### ASSIGNED TASK
Copy all lines containing the string "Files" from the records below.

[Saved data entries]
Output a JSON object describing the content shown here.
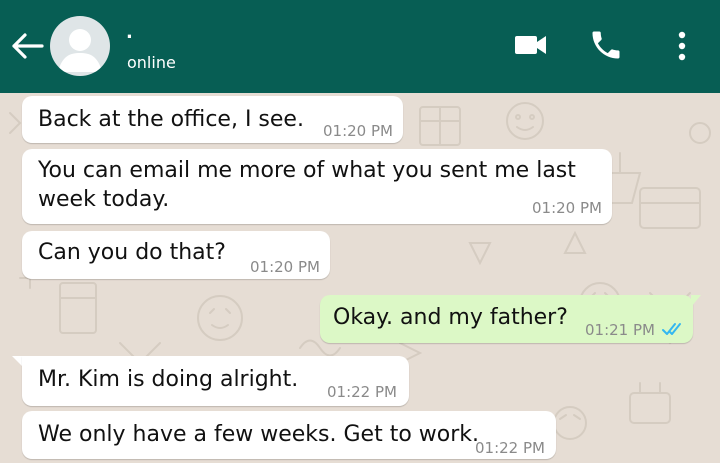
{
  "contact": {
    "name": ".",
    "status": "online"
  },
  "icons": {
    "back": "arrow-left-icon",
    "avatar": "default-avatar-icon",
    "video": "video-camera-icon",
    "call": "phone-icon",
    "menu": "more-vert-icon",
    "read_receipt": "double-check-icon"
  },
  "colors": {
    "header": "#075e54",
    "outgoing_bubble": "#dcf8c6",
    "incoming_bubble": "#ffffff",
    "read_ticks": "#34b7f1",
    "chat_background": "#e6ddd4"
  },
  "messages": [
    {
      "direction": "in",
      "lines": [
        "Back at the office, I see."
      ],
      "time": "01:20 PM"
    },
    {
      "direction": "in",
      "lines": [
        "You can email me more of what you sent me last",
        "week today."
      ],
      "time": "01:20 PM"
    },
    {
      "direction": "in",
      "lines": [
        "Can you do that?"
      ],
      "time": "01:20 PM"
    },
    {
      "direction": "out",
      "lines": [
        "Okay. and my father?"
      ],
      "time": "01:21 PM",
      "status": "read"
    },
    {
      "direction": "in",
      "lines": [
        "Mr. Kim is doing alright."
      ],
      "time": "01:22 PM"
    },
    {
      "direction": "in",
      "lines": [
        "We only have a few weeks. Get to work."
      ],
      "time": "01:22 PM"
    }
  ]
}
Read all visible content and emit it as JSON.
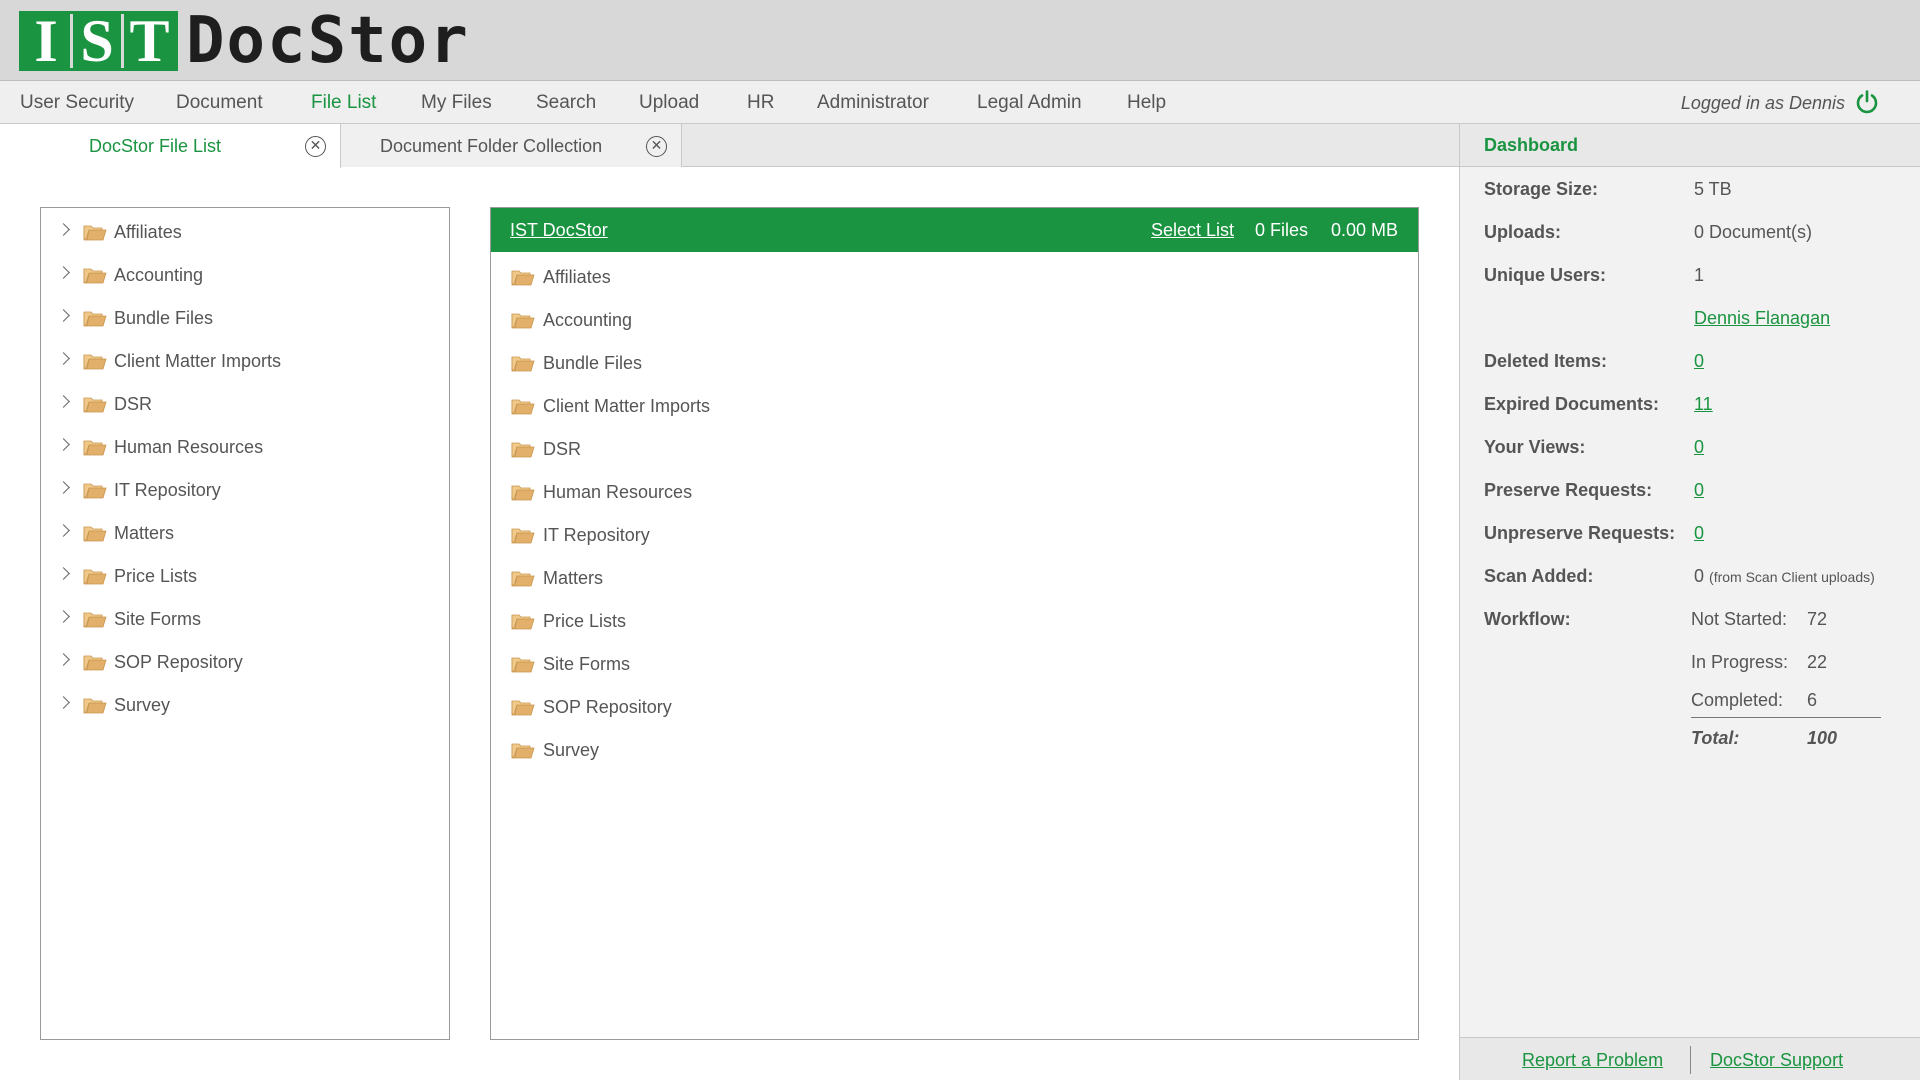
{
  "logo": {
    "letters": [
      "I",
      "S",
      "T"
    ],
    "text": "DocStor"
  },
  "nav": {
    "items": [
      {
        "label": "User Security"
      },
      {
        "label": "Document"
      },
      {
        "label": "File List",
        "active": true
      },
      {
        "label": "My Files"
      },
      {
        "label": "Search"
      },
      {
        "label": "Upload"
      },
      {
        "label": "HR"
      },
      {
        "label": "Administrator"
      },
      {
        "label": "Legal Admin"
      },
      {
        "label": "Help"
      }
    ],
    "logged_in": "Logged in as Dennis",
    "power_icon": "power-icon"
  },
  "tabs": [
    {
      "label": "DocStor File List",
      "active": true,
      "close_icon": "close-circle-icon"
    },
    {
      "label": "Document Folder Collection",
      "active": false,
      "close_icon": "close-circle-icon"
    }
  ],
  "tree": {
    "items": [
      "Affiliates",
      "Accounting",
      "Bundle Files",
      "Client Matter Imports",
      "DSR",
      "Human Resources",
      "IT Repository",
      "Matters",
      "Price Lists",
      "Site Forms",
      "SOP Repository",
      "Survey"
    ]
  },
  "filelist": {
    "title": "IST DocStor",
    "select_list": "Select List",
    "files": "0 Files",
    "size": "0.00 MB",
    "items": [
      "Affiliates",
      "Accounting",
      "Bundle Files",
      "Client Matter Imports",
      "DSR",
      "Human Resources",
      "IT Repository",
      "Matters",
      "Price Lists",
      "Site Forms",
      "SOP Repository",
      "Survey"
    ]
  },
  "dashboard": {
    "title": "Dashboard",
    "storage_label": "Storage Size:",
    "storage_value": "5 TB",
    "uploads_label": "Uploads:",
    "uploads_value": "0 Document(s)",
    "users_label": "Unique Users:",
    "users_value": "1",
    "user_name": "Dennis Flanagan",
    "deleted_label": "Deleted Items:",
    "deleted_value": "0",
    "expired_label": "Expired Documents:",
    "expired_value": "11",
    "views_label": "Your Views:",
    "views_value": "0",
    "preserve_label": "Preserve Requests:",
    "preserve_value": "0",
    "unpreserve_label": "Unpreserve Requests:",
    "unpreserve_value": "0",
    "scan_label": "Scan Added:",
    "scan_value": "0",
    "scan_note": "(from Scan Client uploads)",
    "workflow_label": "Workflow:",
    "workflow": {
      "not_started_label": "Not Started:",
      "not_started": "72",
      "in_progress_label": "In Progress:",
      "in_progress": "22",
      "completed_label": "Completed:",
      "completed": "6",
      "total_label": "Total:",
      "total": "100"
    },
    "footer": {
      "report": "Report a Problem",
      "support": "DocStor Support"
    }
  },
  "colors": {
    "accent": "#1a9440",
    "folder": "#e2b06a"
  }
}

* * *

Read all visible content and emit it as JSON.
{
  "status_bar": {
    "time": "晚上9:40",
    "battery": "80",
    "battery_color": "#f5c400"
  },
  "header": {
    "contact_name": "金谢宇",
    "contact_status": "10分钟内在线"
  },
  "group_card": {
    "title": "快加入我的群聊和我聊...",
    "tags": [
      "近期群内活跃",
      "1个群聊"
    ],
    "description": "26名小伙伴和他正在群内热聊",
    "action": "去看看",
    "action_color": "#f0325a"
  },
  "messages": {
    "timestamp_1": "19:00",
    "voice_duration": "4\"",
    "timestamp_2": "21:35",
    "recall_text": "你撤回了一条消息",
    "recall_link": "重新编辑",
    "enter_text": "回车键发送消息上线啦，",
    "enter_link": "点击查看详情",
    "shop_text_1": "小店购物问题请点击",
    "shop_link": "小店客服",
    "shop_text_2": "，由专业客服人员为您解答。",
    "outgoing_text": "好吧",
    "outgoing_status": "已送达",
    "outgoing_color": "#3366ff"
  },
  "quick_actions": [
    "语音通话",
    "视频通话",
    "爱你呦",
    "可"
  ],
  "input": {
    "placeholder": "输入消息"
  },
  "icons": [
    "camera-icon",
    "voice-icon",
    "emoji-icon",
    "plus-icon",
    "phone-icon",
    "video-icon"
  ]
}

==

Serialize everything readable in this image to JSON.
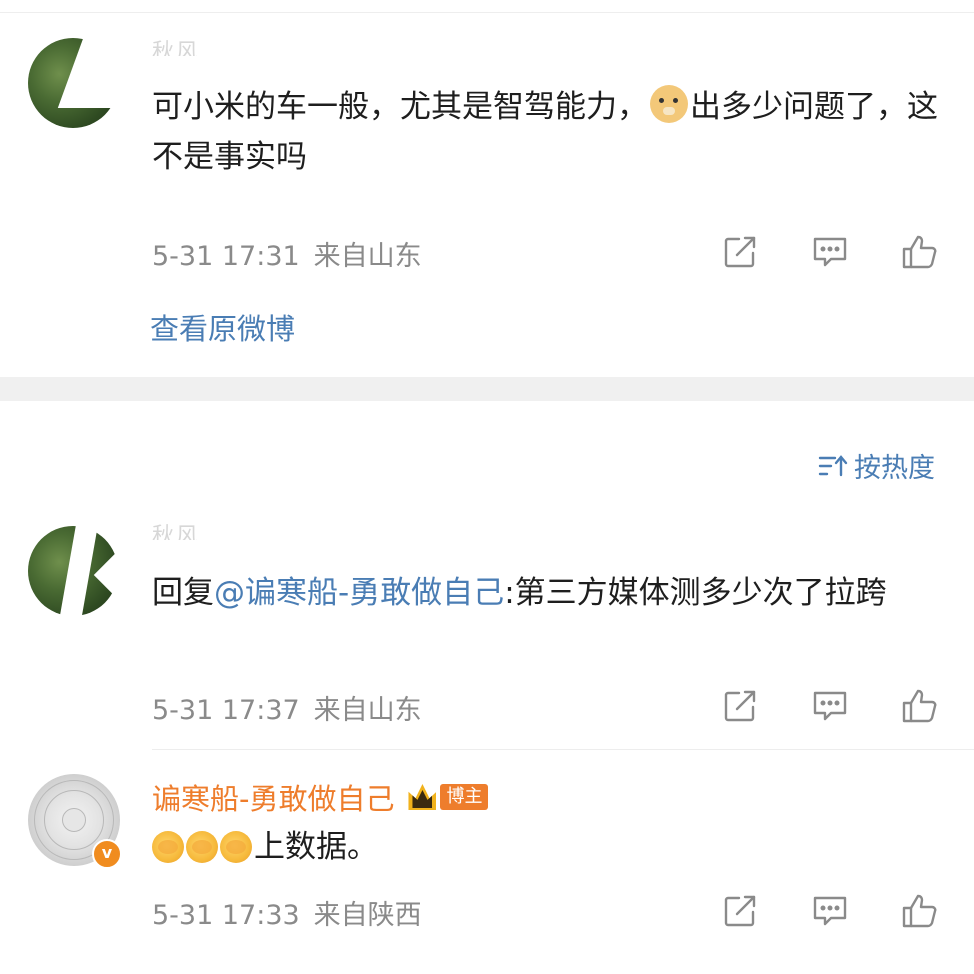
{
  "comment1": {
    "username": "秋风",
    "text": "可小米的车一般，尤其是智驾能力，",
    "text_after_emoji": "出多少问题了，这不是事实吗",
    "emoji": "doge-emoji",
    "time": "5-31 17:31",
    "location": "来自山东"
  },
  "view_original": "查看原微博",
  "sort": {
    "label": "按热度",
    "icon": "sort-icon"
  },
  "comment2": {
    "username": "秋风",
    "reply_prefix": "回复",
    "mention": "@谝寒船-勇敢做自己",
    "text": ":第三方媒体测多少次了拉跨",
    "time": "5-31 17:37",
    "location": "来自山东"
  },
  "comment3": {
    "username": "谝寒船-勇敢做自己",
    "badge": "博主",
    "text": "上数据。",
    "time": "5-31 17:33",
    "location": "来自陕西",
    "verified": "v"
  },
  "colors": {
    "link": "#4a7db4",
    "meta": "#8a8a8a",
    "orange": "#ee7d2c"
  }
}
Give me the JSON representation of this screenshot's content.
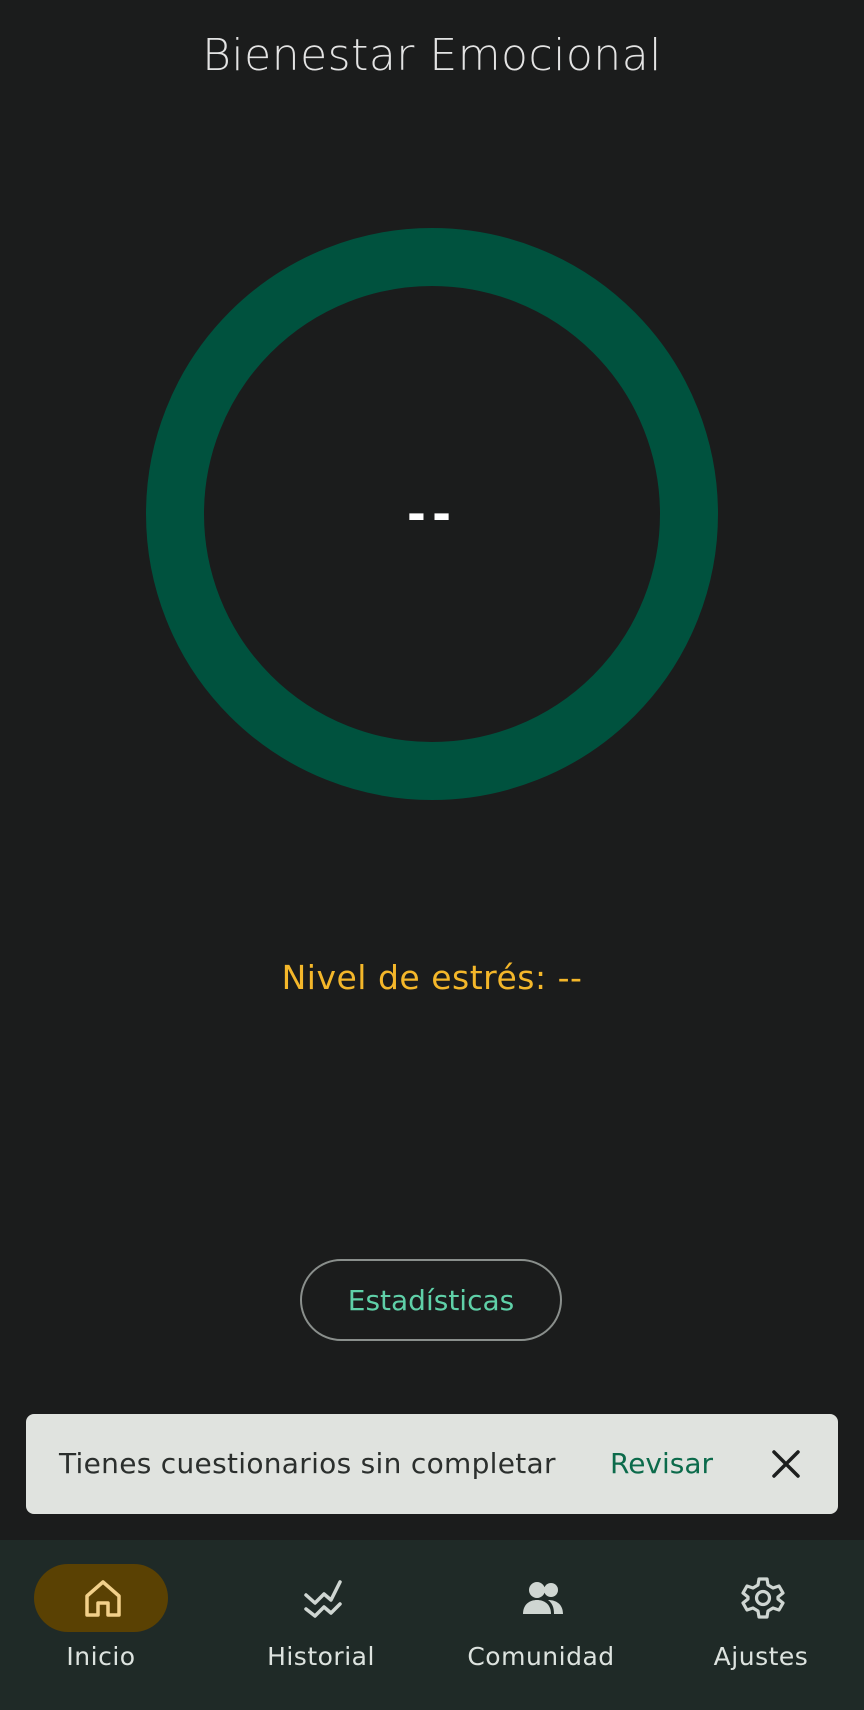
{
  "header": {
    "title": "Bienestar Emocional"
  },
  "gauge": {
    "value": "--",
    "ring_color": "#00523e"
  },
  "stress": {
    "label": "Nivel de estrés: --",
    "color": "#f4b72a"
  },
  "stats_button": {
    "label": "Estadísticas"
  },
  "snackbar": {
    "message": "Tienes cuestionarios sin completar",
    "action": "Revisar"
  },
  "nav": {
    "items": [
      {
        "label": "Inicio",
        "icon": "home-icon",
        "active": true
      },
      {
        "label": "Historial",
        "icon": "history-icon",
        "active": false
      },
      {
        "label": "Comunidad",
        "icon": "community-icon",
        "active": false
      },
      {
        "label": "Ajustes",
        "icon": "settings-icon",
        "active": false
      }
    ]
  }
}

### ANSWER SPACE
        "label": "My Files"
      "Bundle Files",
    "files": "0 Files",
      "Bundle Files",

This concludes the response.